When we step onto our mats for the first time and perhaps for the first few months of practice, the exploration of our bodies capabilities and the experience of the landscape of sensations can be like a revelation.  For many of us, it maybe more like a wake up call.  Feeling sensations in the body that reveal where our bodies have been forgotten about, where our weaknesses are, and that it’s time for a change.  I think of this as the honeymoon period of starting a practice, where even challenging movements can feel good, because we are discovering so much about our bodies and minds.  I remember my experience of this in my first couple of years of yoga practice.  Changes in my capabilities came quickly and this lit up a voracious appetite within me for yoga.  I practiced with many teachers, tried every flavour of yoga I could, and really had an open mind about what it meant to practice and what that practice would look like.

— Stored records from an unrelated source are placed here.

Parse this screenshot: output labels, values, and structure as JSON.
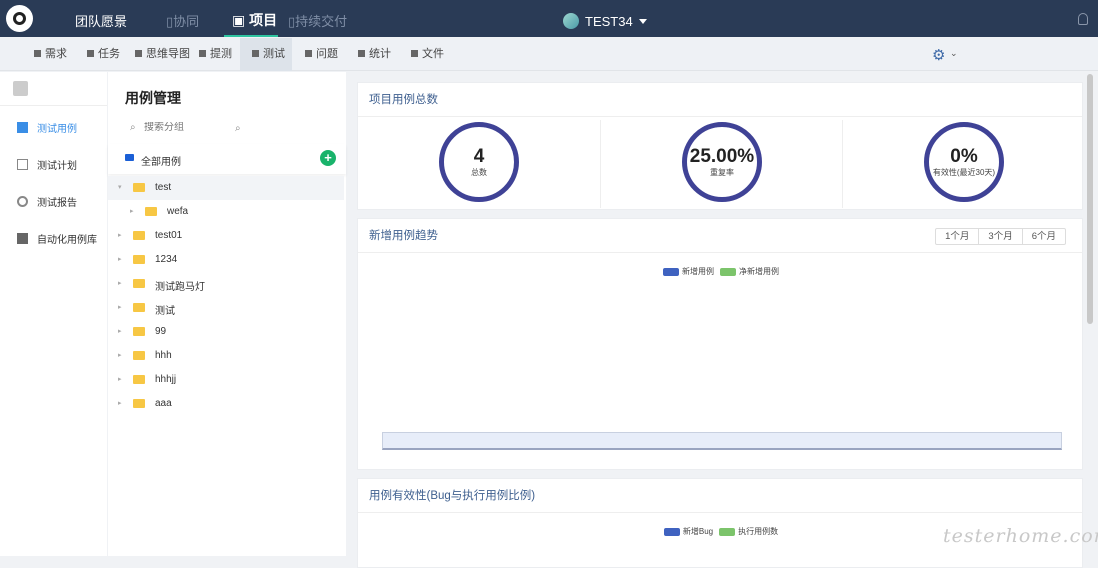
{
  "topnav": {
    "items": [
      "团队愿景",
      "协同",
      "项目",
      "持续交付"
    ],
    "project": "TEST34"
  },
  "subnav": {
    "items": [
      "需求",
      "任务",
      "思维导图",
      "提测",
      "测试",
      "问题",
      "统计",
      "文件"
    ]
  },
  "sidebar": {
    "items": [
      "测试用例",
      "测试计划",
      "测试报告",
      "自动化用例库"
    ]
  },
  "tree": {
    "title": "用例管理",
    "search_placeholder": "搜索分组",
    "all_label": "全部用例",
    "add": "+",
    "nodes": [
      "test",
      "wefa",
      "test01",
      "1234",
      "测试跑马灯",
      "测试",
      "99",
      "hhh",
      "hhhjj",
      "aaa"
    ]
  },
  "summary": {
    "title": "项目用例总数",
    "stats": [
      {
        "value": "4",
        "label": "总数"
      },
      {
        "value": "25.00%",
        "label": "重复率"
      },
      {
        "value": "0%",
        "label": "有效性(最近30天)"
      }
    ]
  },
  "trend": {
    "title": "新增用例趋势",
    "ranges": [
      "1个月",
      "3个月",
      "6个月"
    ],
    "legend": [
      "新增用例",
      "净新增用例"
    ]
  },
  "effect": {
    "title": "用例有效性(Bug与执行用例比例)",
    "legend": [
      "新增Bug",
      "执行用例数"
    ]
  },
  "colors": {
    "navy": "#2a3b56",
    "ring": "#3f4296",
    "blue": "#3f62c0",
    "green": "#7cc46b",
    "add": "#19b36b"
  },
  "watermark": "testerhome.com"
}
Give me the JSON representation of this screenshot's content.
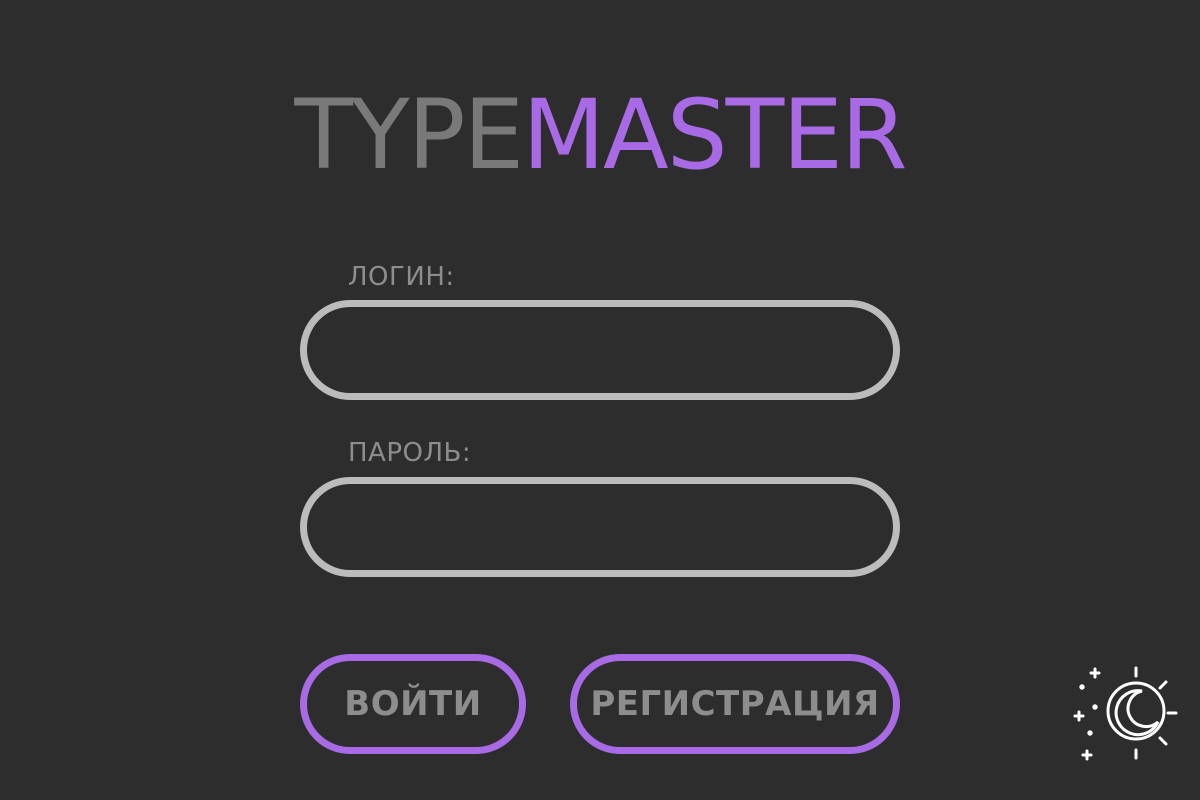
{
  "app": {
    "logo_part1": "TYPE",
    "logo_part2": "MASTER"
  },
  "form": {
    "login_label": "ЛОГИН:",
    "login_value": "",
    "password_label": "ПАРОЛЬ:",
    "password_value": ""
  },
  "actions": {
    "login_button": "ВОЙТИ",
    "register_button": "РЕГИСТРАЦИЯ"
  },
  "theme": {
    "toggle_icon": "moon-sun-icon"
  },
  "colors": {
    "background": "#2e2d2e",
    "accent": "#a86ae5",
    "muted_text": "#8e8d8e",
    "logo_gray": "#7a797a",
    "input_border": "#bdbcbd",
    "icon": "#ffffff"
  }
}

Fast forward about fifteen years, and I was in a very different place.   I was experiencing pain in my body that I originally thought yoga might be the answer to, and I started to question if the origins of this pain may actually be the yoga practice I was doing!    In the Yoga Sutras, Patanjali actually describes the 9 major obstacles to practice, and one of them is doubt.  Doubt crept in for me.

So, I decided to take a break.  It was the only thing I hadn’t tried to manage my pain and I wanted to explore other forms of movement that patterned my body in completely different ways.  Now, there’s more to this story about how I’ve been training and some of the revelations that came out of that, and my pain did subside by doing this, but, I discovered something much more important.  What I realised was that I lost something by setting aside my daily yoga practice.  I became mentally, more focused on results.  I was feeding an obsession with my physical form that created a separation of sorts between myself and the world.  Even though, I enjoy variety in my training and I think there’s so much value in challenging our bodies in different ways, what I was beginning to see, is that perhaps it’s not so much what you do for training that matters the most, but more important the deeper, underlying meaning behind the training.

This really got me thinking what my practice is really all about.  Am I trying to be the Best Version of myself to impress others, or am I trying to be the Best version of myself to help others?  

So, a few weeks ago, I began practicing daily again, back to where I started, Ashtanga Primary Series.  My body is different now, much tighter, not as light, not as strong, my practice is often times clunky and awkward, and I’m very grateful to experience this again.  Firstly grateful because I get to be that beginner and experience fairly rapid changes in the day to day experience of sensation.  But mostly, I’m grateful because I’ve come back home to why I practice yoga.  There so much more going on than the physical side of things.  It’s in the edges of the practice where we get to step back and realise that this is a daily practice of purification of body and mind, a Sadhana, a practice of devotion to something greater than ourselves.  It’s not important that it’s easy and that we do it well.  It’s important that on the other side, we find our own sense of peace working within our personal struggles, and are able to share that sense of peace, and those insights that we gain from struggle with the world.

My practice these days, has a lot more joy in it than before, and I’m mixing it up with my other movement practices, because I find strength training and various movement challenges to be quite balancing and complementary to my yoga practice.  The deeper work, however, is on my mat, and ultimately inside of me, and it’s inside of you.  So, I’m challenging you all to think about the meaningfulness of your practice today.  What is your inspiration?  No right or wrong answers, just an enquiry and something that may change as you change.

Namaste, Michelle